§ ACTIVITY: In the data below, find each line carrying the string "with" and copy it out.

[Data about app and page elements]
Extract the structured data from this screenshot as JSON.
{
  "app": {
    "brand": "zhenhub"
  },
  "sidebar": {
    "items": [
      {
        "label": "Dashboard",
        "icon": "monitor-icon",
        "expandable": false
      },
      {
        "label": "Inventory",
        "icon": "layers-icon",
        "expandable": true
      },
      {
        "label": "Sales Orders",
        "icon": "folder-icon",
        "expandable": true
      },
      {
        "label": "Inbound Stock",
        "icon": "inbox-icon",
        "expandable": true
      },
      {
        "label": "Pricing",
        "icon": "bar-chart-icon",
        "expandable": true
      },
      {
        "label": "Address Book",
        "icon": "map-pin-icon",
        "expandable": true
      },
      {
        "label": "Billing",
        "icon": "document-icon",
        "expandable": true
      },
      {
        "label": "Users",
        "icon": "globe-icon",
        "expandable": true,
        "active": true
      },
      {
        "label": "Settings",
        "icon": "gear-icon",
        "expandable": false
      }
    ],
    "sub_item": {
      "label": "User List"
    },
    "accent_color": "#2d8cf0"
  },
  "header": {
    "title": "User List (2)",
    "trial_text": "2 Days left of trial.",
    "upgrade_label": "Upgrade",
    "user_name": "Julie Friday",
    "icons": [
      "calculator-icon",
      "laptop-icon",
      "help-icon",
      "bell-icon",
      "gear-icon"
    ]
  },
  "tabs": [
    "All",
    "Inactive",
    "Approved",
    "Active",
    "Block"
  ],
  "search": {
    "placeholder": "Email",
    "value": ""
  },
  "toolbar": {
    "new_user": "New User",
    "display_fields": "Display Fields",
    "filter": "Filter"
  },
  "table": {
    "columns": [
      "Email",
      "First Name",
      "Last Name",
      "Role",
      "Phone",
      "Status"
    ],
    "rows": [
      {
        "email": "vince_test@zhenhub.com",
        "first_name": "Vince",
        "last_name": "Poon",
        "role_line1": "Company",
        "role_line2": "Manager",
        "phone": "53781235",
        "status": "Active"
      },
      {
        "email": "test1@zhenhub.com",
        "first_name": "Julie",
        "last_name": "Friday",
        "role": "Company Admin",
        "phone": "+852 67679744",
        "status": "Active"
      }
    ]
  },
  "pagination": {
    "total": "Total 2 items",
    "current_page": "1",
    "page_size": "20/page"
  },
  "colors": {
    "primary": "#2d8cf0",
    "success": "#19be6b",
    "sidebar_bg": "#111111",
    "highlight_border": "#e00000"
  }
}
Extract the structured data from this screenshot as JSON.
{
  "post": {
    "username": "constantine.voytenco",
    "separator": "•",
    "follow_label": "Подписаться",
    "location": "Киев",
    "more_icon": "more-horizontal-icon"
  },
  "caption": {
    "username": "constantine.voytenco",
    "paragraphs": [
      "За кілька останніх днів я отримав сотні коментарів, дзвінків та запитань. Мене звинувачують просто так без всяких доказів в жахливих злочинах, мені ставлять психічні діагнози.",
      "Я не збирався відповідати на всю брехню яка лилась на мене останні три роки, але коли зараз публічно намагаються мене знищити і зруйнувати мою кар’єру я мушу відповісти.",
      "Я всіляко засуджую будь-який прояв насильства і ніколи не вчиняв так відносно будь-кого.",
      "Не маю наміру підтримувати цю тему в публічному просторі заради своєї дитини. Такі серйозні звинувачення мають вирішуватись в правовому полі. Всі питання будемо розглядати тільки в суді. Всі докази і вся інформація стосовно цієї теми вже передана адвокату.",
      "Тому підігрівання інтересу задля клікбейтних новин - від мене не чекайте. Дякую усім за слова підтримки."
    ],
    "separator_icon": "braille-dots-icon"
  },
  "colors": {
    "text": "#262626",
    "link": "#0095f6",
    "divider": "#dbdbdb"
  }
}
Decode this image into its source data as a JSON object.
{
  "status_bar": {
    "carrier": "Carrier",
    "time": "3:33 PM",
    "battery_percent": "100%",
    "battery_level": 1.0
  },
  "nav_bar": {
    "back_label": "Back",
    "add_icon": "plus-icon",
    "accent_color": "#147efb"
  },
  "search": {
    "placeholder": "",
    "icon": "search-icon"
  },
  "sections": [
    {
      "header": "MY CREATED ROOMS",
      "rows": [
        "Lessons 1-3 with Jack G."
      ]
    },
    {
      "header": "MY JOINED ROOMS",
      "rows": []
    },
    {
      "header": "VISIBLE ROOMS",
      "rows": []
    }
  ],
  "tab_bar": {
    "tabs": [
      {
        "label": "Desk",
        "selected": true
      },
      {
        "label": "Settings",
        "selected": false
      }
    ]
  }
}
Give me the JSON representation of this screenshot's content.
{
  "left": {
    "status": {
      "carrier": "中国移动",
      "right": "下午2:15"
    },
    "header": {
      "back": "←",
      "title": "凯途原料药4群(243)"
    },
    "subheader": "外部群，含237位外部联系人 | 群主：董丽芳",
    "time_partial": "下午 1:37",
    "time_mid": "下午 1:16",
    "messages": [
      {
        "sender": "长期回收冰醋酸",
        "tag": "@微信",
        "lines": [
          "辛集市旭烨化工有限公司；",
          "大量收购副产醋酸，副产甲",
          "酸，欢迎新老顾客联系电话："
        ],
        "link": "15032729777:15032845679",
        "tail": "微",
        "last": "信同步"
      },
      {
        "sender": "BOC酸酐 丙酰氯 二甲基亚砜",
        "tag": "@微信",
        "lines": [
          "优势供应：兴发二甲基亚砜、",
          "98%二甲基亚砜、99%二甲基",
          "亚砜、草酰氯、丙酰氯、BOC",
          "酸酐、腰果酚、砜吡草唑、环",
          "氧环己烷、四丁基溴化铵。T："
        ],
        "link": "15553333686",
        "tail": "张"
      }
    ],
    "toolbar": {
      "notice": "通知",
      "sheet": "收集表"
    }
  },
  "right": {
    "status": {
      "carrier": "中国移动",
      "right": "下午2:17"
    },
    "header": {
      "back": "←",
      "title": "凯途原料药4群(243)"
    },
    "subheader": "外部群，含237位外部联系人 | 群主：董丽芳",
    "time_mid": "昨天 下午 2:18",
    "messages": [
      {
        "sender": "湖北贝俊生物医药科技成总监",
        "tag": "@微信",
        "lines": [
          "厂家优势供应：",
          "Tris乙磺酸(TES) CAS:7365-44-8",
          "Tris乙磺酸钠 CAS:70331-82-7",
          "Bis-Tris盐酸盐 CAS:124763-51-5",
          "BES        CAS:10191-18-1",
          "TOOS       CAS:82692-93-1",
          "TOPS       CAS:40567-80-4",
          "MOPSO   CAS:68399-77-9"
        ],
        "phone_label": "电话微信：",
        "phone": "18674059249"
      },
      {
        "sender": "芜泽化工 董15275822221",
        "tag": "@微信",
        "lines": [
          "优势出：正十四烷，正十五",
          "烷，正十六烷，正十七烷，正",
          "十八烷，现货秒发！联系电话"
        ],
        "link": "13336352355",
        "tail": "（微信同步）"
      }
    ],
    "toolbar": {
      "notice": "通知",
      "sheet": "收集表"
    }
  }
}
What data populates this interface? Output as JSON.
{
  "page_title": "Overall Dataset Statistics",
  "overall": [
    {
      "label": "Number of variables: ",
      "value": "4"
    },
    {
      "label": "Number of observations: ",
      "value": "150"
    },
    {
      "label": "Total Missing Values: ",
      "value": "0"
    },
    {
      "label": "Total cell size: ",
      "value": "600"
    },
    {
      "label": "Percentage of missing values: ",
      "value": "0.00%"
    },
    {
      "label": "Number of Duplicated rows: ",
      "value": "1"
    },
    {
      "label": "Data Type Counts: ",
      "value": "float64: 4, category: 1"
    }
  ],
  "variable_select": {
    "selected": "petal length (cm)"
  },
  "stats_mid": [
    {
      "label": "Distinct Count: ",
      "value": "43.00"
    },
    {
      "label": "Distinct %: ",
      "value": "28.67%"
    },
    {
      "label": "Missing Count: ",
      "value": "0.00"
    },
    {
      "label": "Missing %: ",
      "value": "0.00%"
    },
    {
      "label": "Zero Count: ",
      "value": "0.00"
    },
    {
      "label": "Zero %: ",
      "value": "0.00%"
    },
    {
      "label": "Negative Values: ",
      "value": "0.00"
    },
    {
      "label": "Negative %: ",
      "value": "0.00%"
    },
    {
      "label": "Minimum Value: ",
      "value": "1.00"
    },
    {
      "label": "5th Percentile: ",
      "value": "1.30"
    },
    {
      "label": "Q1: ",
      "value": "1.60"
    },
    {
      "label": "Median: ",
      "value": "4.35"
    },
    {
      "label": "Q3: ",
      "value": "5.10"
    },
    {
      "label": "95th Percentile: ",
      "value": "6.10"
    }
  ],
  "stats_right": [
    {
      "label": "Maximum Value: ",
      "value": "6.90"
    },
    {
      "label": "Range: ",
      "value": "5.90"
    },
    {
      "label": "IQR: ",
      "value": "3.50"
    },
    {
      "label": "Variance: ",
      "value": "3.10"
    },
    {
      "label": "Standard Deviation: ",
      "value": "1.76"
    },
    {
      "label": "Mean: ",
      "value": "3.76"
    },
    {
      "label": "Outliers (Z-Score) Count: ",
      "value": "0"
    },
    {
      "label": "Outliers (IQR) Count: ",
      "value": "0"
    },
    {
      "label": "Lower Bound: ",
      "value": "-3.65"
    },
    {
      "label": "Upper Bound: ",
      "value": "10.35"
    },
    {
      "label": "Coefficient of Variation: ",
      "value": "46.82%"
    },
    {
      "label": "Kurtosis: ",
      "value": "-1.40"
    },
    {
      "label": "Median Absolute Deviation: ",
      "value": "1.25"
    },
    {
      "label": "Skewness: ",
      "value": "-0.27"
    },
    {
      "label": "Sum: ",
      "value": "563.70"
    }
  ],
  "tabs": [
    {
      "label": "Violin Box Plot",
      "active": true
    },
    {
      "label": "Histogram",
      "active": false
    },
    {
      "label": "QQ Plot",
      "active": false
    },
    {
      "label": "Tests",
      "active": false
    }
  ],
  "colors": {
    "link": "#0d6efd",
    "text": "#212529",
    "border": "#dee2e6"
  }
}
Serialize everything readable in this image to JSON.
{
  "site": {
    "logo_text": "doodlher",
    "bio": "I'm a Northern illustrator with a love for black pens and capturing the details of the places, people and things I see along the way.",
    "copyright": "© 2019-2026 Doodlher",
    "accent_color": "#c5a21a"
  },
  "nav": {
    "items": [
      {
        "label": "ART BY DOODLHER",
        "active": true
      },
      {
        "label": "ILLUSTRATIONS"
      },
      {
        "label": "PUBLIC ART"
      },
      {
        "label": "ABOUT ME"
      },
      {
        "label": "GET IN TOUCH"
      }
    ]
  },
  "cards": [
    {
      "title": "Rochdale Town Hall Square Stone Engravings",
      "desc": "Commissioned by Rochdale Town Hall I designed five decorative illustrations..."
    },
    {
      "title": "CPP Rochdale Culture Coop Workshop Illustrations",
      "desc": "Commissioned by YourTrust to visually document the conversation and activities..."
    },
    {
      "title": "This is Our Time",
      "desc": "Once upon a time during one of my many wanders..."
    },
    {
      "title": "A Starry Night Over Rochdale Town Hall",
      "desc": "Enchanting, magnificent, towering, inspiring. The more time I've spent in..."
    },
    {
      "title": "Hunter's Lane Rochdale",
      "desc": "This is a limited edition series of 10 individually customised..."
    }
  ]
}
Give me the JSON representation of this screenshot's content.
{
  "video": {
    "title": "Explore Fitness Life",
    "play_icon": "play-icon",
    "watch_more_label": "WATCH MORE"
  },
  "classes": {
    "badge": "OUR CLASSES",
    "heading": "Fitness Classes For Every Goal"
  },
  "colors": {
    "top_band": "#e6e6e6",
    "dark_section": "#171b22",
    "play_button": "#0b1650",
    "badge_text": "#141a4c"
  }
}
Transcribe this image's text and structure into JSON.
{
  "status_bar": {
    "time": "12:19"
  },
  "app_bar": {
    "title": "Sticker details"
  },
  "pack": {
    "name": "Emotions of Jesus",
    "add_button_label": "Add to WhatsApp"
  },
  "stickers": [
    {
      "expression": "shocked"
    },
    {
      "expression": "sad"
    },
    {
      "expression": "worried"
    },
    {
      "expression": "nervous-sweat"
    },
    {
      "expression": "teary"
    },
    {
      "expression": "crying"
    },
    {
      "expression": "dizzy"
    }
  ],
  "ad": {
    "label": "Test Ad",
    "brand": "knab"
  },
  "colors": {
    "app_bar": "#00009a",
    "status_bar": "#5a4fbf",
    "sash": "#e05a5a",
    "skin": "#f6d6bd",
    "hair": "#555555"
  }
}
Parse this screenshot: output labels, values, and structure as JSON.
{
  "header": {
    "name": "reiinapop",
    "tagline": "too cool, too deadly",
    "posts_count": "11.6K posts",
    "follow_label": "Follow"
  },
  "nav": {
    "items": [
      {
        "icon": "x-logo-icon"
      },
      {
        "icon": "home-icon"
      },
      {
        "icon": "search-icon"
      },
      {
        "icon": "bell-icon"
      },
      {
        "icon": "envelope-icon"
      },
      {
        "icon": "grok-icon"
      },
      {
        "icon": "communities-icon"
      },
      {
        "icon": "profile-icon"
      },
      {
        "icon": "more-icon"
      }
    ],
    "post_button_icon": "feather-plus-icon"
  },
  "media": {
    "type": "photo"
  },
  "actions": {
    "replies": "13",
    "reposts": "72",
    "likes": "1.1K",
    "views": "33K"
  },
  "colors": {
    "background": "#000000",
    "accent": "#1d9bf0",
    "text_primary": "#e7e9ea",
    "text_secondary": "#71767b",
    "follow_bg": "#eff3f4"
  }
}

§ WRITTEN RESPONSE:
        "Lessons 1-3 with Jack G."
    "bio": "I'm a Northern illustrator with a love for black pens and capturing the details of the places, people and things I see along the way.",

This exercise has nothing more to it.